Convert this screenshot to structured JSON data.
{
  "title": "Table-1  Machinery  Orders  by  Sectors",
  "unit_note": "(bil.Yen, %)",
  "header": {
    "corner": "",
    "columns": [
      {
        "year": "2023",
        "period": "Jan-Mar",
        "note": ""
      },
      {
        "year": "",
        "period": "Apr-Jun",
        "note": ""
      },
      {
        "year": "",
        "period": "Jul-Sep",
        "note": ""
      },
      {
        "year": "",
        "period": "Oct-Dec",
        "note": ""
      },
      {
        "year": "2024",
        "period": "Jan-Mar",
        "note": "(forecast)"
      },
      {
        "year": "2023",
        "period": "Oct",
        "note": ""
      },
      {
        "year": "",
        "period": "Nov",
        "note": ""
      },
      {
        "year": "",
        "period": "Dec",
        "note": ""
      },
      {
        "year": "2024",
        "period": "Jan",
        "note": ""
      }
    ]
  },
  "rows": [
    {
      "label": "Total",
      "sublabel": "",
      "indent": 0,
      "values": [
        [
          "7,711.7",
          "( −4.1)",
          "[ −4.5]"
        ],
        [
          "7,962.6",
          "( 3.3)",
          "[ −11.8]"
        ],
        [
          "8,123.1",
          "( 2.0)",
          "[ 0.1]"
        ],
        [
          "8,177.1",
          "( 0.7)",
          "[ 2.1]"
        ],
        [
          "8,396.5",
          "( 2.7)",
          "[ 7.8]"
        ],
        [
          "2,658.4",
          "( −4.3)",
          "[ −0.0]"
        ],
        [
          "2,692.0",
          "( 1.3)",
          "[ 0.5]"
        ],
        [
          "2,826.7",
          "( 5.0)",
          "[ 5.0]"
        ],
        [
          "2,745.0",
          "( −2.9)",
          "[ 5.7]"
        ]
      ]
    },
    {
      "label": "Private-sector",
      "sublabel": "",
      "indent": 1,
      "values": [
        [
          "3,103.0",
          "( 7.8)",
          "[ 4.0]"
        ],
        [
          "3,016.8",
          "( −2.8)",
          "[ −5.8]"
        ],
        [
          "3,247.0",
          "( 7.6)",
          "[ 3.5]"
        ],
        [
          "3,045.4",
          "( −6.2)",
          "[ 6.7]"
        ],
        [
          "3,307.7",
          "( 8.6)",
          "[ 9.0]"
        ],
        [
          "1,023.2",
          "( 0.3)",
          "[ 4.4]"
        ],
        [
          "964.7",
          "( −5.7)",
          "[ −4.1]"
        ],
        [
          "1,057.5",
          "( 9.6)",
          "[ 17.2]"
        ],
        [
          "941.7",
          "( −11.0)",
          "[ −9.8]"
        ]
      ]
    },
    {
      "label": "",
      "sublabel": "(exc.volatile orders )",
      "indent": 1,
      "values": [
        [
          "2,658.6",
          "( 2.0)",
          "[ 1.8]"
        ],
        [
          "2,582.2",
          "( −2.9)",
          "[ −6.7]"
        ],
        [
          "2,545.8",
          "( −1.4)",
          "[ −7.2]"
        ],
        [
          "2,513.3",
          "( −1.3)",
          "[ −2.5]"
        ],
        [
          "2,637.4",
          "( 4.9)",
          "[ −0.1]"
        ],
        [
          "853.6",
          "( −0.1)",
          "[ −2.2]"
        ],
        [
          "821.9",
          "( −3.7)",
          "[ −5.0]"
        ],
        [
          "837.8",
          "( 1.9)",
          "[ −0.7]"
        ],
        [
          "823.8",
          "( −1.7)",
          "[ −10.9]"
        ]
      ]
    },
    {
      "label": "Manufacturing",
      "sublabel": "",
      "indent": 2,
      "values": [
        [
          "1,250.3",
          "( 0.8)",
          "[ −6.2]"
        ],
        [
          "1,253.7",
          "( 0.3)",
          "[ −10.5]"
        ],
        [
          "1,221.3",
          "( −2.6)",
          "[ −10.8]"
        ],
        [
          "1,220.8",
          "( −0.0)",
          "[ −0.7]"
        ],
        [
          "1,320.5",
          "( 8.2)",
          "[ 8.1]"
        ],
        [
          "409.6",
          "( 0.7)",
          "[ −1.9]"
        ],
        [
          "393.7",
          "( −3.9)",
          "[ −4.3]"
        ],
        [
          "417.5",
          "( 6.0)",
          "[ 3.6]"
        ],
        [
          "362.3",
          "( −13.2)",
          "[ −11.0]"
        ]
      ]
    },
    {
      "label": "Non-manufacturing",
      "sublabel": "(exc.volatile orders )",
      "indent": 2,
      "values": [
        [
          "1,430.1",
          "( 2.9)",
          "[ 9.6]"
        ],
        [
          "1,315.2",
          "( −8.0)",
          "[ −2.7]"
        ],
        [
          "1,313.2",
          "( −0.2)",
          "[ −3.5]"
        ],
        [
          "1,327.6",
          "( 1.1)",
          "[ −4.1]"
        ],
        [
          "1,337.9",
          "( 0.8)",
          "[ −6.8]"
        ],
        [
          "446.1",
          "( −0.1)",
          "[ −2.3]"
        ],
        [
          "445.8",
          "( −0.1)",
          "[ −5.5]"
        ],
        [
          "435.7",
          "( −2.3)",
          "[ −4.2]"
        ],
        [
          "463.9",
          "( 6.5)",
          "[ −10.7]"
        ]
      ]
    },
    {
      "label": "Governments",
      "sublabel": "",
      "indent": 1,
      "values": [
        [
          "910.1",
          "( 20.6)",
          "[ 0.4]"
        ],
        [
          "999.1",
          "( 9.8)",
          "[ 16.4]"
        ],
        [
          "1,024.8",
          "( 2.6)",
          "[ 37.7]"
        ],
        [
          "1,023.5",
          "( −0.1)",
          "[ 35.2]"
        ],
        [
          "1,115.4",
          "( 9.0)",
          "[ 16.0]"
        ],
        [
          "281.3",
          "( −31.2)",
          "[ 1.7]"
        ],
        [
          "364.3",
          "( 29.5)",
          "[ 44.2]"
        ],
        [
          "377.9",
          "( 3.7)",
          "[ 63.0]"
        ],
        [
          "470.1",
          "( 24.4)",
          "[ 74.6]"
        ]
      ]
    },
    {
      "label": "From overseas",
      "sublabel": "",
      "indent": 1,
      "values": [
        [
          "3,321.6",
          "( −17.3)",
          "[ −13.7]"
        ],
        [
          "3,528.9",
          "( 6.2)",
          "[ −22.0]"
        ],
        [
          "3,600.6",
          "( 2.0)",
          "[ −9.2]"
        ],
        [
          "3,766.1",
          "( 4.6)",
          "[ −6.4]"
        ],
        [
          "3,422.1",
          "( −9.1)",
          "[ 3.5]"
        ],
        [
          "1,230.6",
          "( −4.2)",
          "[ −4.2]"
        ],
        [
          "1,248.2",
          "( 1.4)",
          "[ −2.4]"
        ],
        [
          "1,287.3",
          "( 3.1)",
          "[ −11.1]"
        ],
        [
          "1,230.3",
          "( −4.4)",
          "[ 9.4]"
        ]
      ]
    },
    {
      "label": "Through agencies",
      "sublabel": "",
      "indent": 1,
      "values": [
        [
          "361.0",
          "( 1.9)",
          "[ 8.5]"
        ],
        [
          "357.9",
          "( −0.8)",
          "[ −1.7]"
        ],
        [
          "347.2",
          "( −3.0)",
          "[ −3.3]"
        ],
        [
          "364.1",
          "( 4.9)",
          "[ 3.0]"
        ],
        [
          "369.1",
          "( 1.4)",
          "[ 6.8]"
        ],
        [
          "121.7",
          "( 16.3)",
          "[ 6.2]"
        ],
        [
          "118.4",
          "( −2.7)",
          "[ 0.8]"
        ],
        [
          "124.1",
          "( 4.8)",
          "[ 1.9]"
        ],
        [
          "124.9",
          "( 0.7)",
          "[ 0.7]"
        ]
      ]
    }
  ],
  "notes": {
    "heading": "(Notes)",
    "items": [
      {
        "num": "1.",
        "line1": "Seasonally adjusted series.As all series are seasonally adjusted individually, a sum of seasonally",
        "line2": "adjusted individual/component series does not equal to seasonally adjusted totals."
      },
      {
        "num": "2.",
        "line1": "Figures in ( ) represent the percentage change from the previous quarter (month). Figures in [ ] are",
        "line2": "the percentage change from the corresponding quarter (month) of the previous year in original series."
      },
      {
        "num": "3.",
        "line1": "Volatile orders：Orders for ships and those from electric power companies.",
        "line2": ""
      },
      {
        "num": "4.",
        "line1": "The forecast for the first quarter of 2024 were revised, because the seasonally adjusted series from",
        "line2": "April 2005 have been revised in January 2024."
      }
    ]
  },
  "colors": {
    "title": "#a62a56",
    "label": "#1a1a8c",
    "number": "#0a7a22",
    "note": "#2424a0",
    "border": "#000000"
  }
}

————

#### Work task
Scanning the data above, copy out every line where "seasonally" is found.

#### Response below
        "line1": "Seasonally adjusted series.As all series are seasonally adjusted individually, a sum of seasonally",
        "line2": "adjusted individual/component series does not equal to seasonally adjusted totals."
        "line1": "The forecast for the first quarter of 2024 were revised, because the seasonally adjusted series from",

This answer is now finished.